Perhaps his lack of stylistic grace has contributed to Woolrich’s anonymity while Chandler and Goodis live on in the Library of America. It’s not exactly fair, as Phantom Lady ranks up there with some of noir’s best; even taking Woolrich’s technical flaws into account, he more than succeeds at penning a suspense masterpiece—the novel is brutal in all the right ways, a panicked death-spiral of fear and isolation. You suffer along with Henderson, feel the helplessness and terror of an innocent man whose life is ticking down towards an inglorious and unwarranted end. Woolrich was a master of the art of darkness, capturing loneliness and fear like few other authors of his era. Phantom Lady is intense and gripping, and if you’re into this sort of thing, it’s hard to put down without seeing it through all the way to the end. A must for fans of David Goodis, Jim Thompson, Dorothy B. Hughes, Charles Williams, and other purveyors of dark and downward spirals.
Title: Phantom Lady
Author: Cornell Woolrich
First Published Date: 1942

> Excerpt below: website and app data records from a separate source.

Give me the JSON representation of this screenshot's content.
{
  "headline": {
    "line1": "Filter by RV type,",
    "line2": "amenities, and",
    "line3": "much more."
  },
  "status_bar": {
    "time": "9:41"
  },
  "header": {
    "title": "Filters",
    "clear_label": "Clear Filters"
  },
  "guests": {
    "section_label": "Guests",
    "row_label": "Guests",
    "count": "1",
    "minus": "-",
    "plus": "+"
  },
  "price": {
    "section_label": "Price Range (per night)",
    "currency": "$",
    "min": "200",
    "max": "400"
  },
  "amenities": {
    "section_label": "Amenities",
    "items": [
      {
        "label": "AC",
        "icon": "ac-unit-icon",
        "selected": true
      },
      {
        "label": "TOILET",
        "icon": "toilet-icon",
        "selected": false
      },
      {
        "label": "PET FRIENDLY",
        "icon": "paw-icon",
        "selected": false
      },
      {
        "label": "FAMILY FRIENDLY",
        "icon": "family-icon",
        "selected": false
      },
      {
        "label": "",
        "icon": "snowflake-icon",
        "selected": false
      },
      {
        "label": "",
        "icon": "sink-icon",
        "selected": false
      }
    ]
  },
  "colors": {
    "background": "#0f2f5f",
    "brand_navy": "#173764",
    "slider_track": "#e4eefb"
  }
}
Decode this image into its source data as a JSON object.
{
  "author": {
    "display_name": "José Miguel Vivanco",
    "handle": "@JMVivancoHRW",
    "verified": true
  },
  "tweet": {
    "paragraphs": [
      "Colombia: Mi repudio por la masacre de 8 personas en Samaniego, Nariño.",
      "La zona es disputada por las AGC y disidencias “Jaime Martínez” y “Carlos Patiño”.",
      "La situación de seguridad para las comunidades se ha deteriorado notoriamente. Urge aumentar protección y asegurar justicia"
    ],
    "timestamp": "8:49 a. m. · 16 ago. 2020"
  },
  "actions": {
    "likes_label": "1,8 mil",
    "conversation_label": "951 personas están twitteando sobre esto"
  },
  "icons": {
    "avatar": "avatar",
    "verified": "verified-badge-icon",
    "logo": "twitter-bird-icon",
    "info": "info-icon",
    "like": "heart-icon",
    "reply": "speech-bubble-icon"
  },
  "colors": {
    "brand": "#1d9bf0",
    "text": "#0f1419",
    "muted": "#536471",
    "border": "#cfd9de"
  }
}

What I Read: Centipede Press trade paperback, 2012
Price I Paid: $12 (eBay)
MSRP: out of print